Top tips for making perfect scones
Based on the analysis we did at the start and this recipe, there are some top tips that will certainly help you make great scones again and again. Food + science = super food!
The best tip for making scones is definitely to: use a stand mixer: Ever since I have a stand mixer I’ve discovered you can use it for so much more than just making bread. Scone recipes tend to have very elaborate instructions on how to make them, but if you just do everything in a stand mixer almost nothing can go wrong. Here’s a super short instruction (read recipe for full details and quantities):
- Mix in butter into the flour with the stand mixer, use a low speed and don’t worry if it takes several minutes.
- Mix in the sugar, this should go quick.
- Add the water. Mix at a low speed for only 15-20 seconds until it starts coming together. This goes super fast!
- Take the dough from the mixer and continue with the last steps of shaping and baking.
Cold butter / cold hands: Remember the trick of making a perfect short crust pie pastry? Indeed, it’s to use ice cold butter. Reasons was that we wanted little humps of butter all through the crust which didn’t melt. The humps would prevent the flour from forming one large network. We want those same structures in a scone, so use cold butter or have cold hands 😉 or use tip no. 1.
Kneading: never knead a scone dough more than necessary to incorporate all ingredients. This has all to do with gluten in the flour. For a scone you do not want the gluten to develop as you would like when making a bread (read why here). You can prevent this by not kneading the scone dough.
Shaping: I like taking shortcuts in the kitchen if I don’t see a reason not to. So instead of rolling out a dough and cutting out shapes I prefer to shape the scones straight away. If you do this carefully it will work just as fine, although the overall look might be a little less classy.
Liquid content of a scone dough: Not enough liquid makes a sturdy scone dough. If a dough is very dry it simply isn’t flexible enough to expand, no matter how much baking powder you add, it will remain small. At the same time, you don’t need any more liquid than is required to bring it all together into one ball. Some batches will help you figure out your best quantity.
Sugar content: In my opinion scones should be sweet, but not overly so. Sugar will also help to brown the scones.
If you follow these few tips and tricks for makig your next scone dough you should be able to make a amazing scones as well! Good luck and let me know how it went.

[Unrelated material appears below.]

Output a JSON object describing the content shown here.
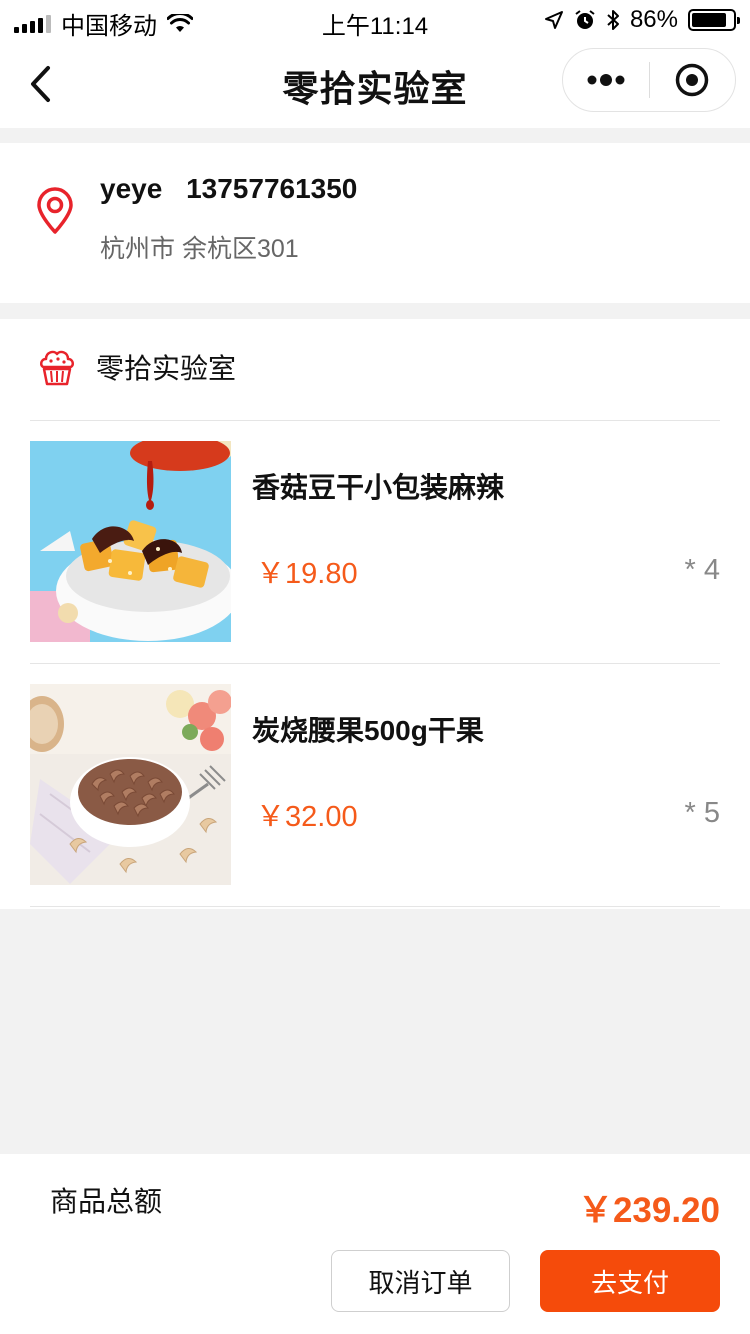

Do you see that little pot of jam next to the scones? That’s what I ate them with, my favorite home made fig jam. Making jam with your scones is really worth the work, read how here.